■ **Records shown**:

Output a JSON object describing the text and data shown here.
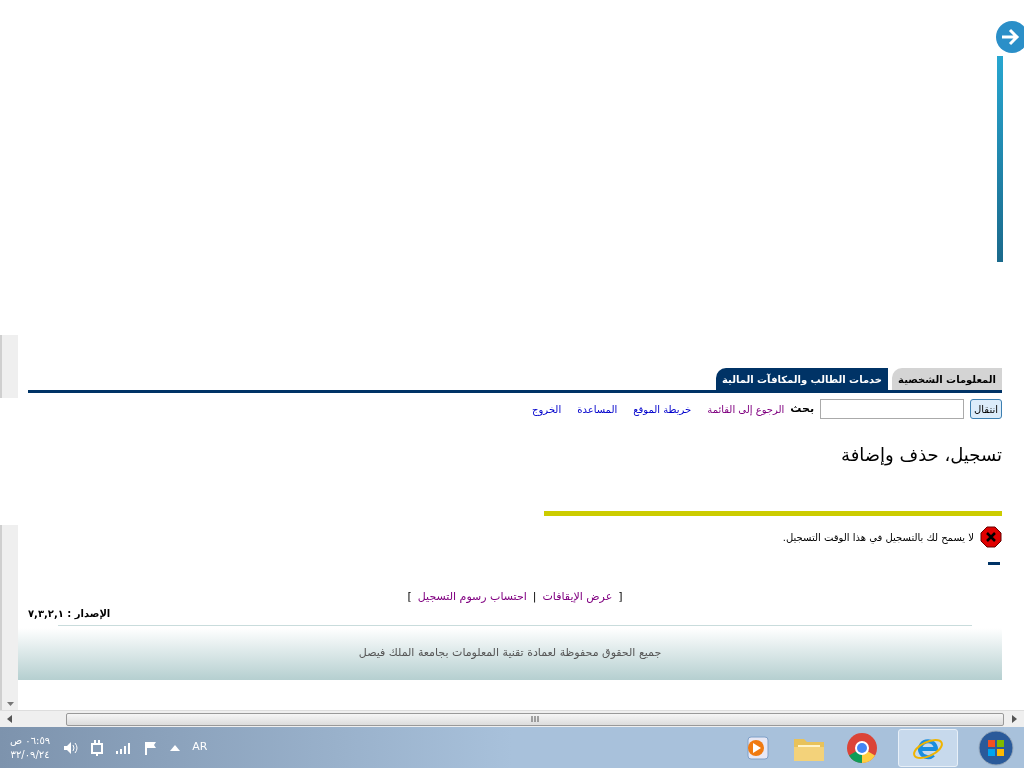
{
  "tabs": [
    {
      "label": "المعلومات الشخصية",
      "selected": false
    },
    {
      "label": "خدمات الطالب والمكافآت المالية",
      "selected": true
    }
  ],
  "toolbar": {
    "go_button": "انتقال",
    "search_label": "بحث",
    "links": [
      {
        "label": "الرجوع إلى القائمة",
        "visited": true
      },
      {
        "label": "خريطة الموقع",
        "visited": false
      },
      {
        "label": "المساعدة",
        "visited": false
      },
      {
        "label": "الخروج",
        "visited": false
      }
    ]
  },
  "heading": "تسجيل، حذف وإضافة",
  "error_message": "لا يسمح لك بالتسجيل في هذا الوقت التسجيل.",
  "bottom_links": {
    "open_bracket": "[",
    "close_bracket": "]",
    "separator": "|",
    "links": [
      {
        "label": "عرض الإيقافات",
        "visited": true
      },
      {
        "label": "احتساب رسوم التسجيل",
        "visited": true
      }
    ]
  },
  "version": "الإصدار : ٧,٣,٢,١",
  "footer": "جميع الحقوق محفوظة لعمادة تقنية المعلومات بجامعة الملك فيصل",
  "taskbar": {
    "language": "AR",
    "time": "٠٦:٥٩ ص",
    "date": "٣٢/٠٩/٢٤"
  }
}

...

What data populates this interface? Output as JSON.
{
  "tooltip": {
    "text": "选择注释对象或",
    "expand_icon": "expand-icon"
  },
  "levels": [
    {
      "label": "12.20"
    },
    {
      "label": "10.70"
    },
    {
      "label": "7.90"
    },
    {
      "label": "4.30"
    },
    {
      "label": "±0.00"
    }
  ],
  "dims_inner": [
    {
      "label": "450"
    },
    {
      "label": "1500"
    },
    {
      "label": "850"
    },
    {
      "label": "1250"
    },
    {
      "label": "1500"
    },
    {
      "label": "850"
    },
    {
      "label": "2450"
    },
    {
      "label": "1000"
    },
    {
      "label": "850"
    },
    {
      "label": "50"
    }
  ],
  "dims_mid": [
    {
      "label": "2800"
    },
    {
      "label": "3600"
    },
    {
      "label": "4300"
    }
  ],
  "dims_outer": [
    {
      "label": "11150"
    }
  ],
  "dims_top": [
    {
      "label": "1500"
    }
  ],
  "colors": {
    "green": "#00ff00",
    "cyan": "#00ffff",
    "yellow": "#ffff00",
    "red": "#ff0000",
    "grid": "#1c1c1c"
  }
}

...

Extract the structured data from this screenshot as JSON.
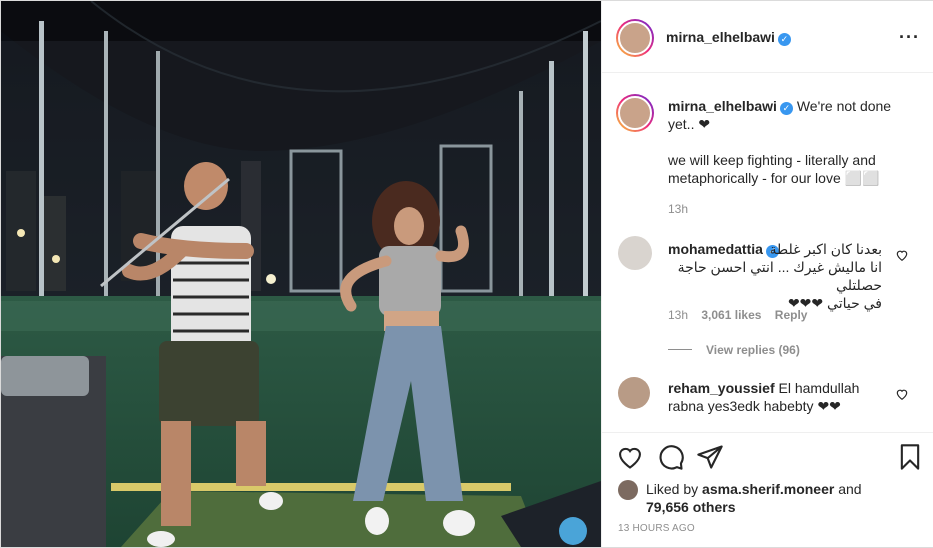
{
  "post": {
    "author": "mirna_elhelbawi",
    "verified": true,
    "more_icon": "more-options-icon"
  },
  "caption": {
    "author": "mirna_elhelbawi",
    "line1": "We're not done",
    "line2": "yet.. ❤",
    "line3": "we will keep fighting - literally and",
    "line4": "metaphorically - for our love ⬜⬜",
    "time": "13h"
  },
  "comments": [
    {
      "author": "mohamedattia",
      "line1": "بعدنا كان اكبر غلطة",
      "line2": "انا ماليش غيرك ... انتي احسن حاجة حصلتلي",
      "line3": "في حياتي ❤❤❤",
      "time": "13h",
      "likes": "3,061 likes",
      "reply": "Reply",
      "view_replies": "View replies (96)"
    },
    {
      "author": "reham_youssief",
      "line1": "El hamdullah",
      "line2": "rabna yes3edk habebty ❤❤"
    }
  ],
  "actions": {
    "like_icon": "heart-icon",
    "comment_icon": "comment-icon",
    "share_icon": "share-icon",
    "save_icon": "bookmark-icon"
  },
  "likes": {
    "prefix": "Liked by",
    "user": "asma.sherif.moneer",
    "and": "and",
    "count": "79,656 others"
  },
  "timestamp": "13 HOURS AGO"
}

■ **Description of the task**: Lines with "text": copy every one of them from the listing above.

■ **Result**:
Output a JSON object describing the text and data shown here.
    "text": "选择注释对象或",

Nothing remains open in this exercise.